Dataset records:
▬▬▬
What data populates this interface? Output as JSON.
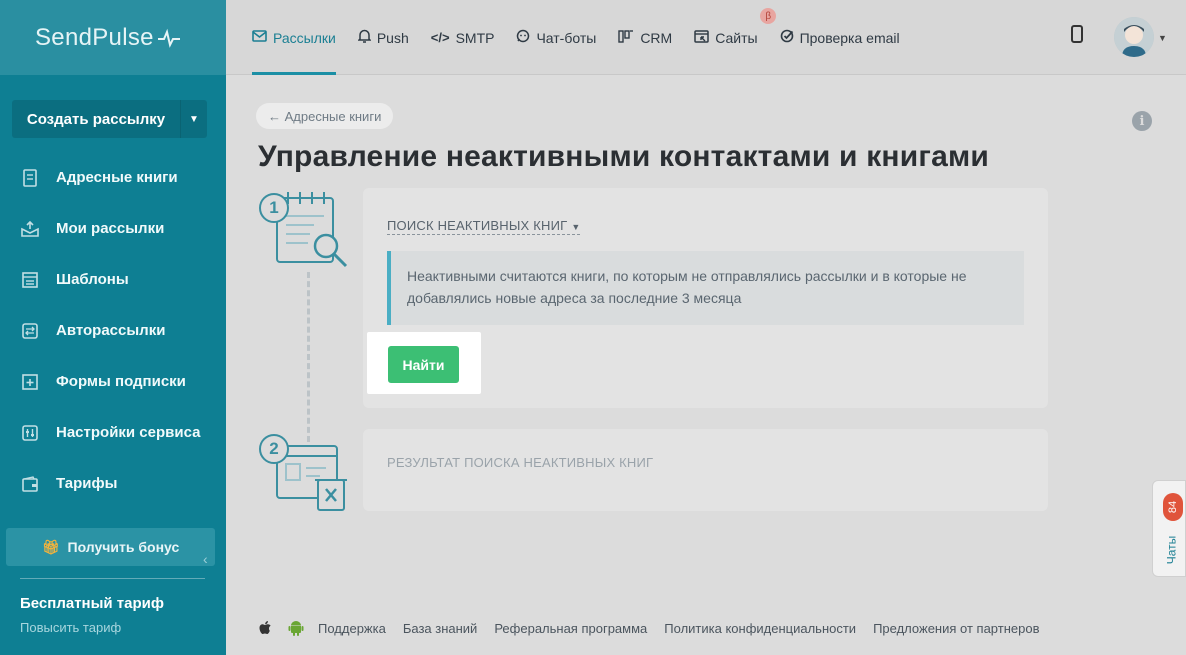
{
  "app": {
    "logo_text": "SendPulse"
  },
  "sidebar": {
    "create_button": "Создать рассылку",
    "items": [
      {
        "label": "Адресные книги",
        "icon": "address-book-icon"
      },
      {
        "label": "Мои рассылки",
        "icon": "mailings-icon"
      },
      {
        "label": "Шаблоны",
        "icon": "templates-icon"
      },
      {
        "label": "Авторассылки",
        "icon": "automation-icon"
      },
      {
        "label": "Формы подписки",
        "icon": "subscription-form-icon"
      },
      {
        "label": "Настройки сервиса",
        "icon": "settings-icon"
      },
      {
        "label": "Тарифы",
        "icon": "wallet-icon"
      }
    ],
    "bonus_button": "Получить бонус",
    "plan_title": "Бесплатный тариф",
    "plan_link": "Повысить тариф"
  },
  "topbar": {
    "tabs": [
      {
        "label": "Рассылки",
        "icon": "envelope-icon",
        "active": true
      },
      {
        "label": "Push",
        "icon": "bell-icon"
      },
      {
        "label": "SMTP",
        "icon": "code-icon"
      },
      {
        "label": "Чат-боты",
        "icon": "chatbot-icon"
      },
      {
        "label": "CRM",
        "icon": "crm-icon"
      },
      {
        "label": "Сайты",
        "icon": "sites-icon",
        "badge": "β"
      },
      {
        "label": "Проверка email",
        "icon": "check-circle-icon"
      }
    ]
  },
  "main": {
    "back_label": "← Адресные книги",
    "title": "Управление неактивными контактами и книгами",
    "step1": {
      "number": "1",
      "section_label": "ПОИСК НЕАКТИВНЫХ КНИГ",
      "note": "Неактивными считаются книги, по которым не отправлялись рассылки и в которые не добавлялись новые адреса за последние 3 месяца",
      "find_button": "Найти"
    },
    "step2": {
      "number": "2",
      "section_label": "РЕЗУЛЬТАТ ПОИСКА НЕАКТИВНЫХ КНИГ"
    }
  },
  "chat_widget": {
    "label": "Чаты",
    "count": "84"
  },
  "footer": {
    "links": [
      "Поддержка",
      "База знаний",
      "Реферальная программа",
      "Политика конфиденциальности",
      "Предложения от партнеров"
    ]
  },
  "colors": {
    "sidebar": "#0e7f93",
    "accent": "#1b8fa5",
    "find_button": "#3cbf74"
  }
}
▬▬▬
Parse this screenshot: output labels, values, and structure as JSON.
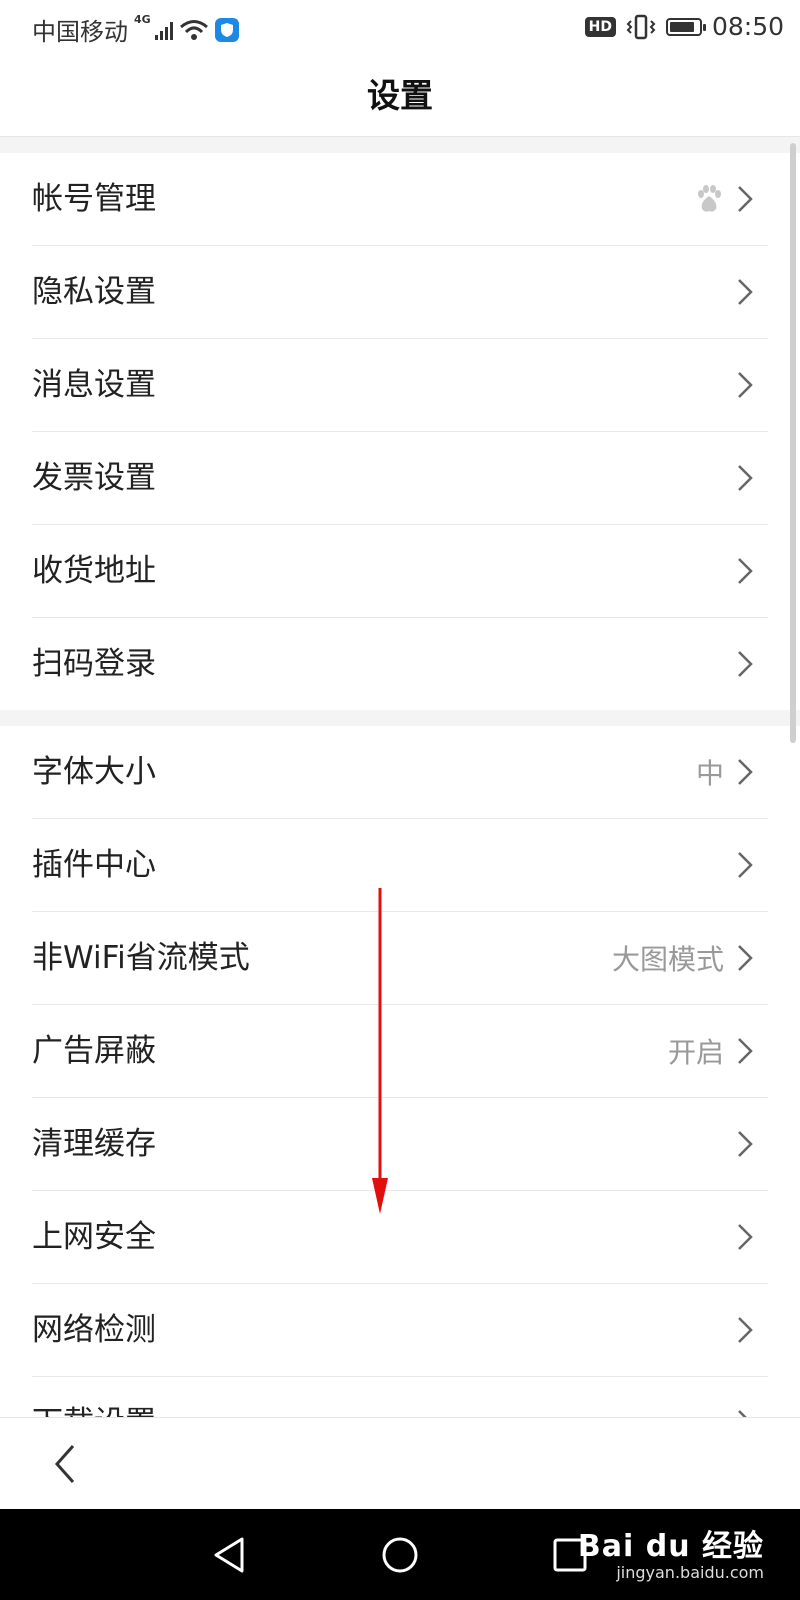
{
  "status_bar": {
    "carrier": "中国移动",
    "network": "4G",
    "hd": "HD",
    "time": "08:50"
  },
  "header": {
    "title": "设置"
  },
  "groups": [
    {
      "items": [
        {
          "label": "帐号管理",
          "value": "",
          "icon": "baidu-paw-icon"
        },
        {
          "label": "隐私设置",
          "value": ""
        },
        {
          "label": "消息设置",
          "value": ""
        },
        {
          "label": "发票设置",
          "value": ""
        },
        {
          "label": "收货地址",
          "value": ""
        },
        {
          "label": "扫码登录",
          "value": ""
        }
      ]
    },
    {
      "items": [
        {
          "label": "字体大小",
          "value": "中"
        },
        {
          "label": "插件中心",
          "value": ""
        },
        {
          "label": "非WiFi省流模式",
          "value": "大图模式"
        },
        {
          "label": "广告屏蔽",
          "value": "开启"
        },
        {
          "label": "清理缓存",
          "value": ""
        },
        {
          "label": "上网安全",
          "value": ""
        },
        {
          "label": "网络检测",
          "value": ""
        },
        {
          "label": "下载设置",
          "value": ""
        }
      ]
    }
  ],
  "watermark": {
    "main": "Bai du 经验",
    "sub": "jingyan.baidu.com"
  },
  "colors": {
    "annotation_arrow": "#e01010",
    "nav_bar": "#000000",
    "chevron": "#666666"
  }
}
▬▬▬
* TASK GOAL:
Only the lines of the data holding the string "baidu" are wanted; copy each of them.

* COMPLETED EXERCISE:
          "icon": "baidu-paw-icon"
    "sub": "jingyan.baidu.com"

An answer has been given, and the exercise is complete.